Memory Care for Alzheimer's and Dementia
Caring for Alzheimer's Disease Patients
There are few diseases that have as profound an impact on the families of the patients as Alzheimer's disease. As the family caregiver you may feel overwhelmed by the growing need to protect the safety and health of someone you love who is suffering from Alzheimer's disease. If so, you are not the only one. According to the Alzheimer's Association, as of June 2011, there are more than 15 million people in the United States providing home care to a loved one with Alzheimer's. A 2001 study found that family caregivers for Alzheimer's patients often were forced to give up their work in order to spend 47 hours a week caring for an Alzheimer's patient¹. That's a tremendous burden to take on alone.
To minimize the impact of Alzheimer's disease on you, the family caregiver, there are a number of steps that you can take to help take care of not only your parent, but yourself and other family members as well.

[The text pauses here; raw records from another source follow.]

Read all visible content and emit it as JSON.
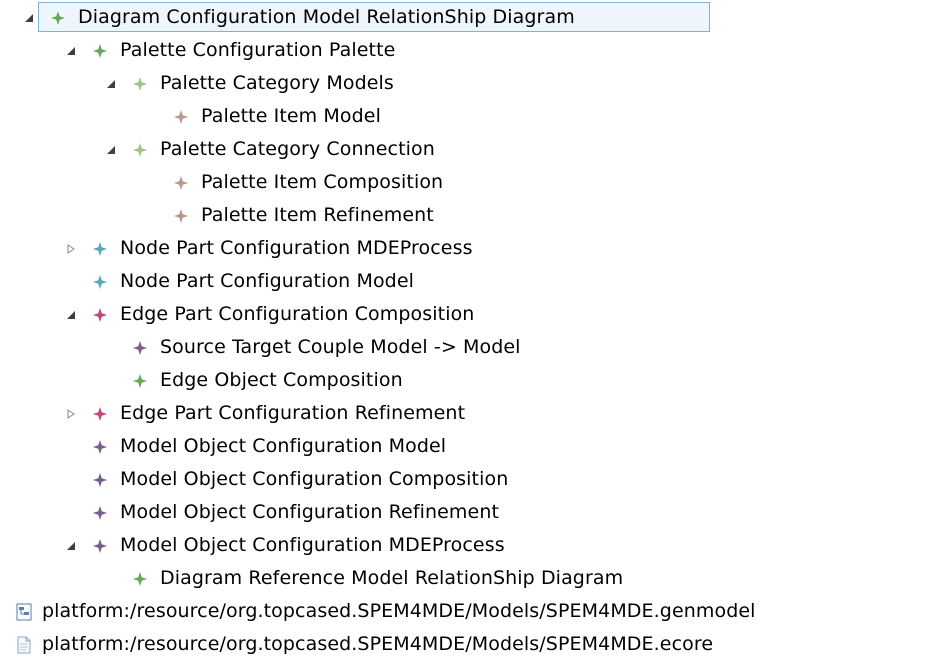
{
  "tree": {
    "colors": {
      "green": "#66a856",
      "light_green": "#9dc58b",
      "tan": "#b79a8c",
      "teal": "#5aa7b7",
      "pink": "#c2477a",
      "purple": "#7b5d8d",
      "selection_border": "#7fb0de",
      "selection_fill": "#eef5fc"
    },
    "rows": [
      {
        "label": "Diagram Configuration Model RelationShip Diagram",
        "depth": 0,
        "toggle": "expanded",
        "icon": "green",
        "selected": true
      },
      {
        "label": "Palette Configuration Palette",
        "depth": 1,
        "toggle": "expanded",
        "icon": "green"
      },
      {
        "label": "Palette Category Models",
        "depth": 2,
        "toggle": "expanded",
        "icon": "light_green"
      },
      {
        "label": "Palette Item Model",
        "depth": 3,
        "toggle": "none",
        "icon": "tan"
      },
      {
        "label": "Palette Category Connection",
        "depth": 2,
        "toggle": "expanded",
        "icon": "light_green"
      },
      {
        "label": "Palette Item Composition",
        "depth": 3,
        "toggle": "none",
        "icon": "tan"
      },
      {
        "label": "Palette Item Refinement",
        "depth": 3,
        "toggle": "none",
        "icon": "tan"
      },
      {
        "label": "Node Part Configuration MDEProcess",
        "depth": 1,
        "toggle": "collapsed",
        "icon": "teal"
      },
      {
        "label": "Node Part Configuration Model",
        "depth": 1,
        "toggle": "none",
        "icon": "teal"
      },
      {
        "label": "Edge Part Configuration Composition",
        "depth": 1,
        "toggle": "expanded",
        "icon": "pink"
      },
      {
        "label": "Source Target Couple Model -> Model",
        "depth": 2,
        "toggle": "none",
        "icon": "purple"
      },
      {
        "label": "Edge Object Composition",
        "depth": 2,
        "toggle": "none",
        "icon": "green"
      },
      {
        "label": "Edge Part Configuration Refinement",
        "depth": 1,
        "toggle": "collapsed",
        "icon": "pink"
      },
      {
        "label": "Model Object Configuration Model",
        "depth": 1,
        "toggle": "none",
        "icon": "purple"
      },
      {
        "label": "Model Object Configuration Composition",
        "depth": 1,
        "toggle": "none",
        "icon": "purple"
      },
      {
        "label": "Model Object Configuration Refinement",
        "depth": 1,
        "toggle": "none",
        "icon": "purple"
      },
      {
        "label": "Model Object Configuration MDEProcess",
        "depth": 1,
        "toggle": "expanded",
        "icon": "purple"
      },
      {
        "label": "Diagram Reference Model RelationShip Diagram",
        "depth": 2,
        "toggle": "none",
        "icon": "green"
      },
      {
        "label": "platform:/resource/org.topcased.SPEM4MDE/Models/SPEM4MDE.genmodel",
        "depth": -1,
        "toggle": "none",
        "icon": "genmodel-file-icon"
      },
      {
        "label": "platform:/resource/org.topcased.SPEM4MDE/Models/SPEM4MDE.ecore",
        "depth": -1,
        "toggle": "none",
        "icon": "ecore-file-icon"
      }
    ]
  }
}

Whether you choose a SYNERGY HomeCare Alzheimer's caregiver or someone else, we urge you to find help and support. You really can't do this alone. According to a 2007 Swedish study² people who tried to go it alone showed “significantly higher values for worry, overload and role captivity, and a higher level of depression” than people who sought help. You've come to SYNERGY HomeCare, so you are on the right track! Contact us for more information on our Memory Care for Alzheimer's and Dementia care services today!
Talk About It
Living with Alzheimer's can be difficult. There are a number of support groups for Alzheimer's disease patients and their families. Many family in-home caregivers report having trouble making a distinction between their parent and the behavior caused by the disease. You may find yourself getting frustrated or angry with your parent and finding a support group or other people to talk with about the impact of Alzheimer’s can help. (See Alzheimer's Association below.)
We've included a few resources below to help you understand Alzheimer's disease and to find ways of dealing with both your parent's, as well as your own, health and well-being.
- The 10 Warning Signs of Alzheimer's Disease
- Ten Questions to Ask Your Parent's Doctor About Alzheimer's
- Alzheimer's Association – A national organization, Alzheimer's Association has a variety of programs, materials and support services that can help you find your way. Their 24-hour call center number is 800-272-3900.
- The National Institute on Aging's Alzheimer's Disease Education & Referral Center has a wealth of information regarding causes, symptoms, diagnosis and treatment.
1 Moore MJ, Zhu CW, Clipp EC (July 2001). "Informal costs of dementia care: estimates from the National Longitudinal Caregiver Study". J Gerontol B Psychol Sci Soc Sci 56 (4): S219–28. PMID 11445614.
2 Måvall L, Thorslund M. (2007 September-October). "Does day care also provide care for the caregiver?". Archives of Gerontology and Geriatrics 45 (2): 137–150. doi:10.1016/j.archger.2006.10.005. PMID 17129621.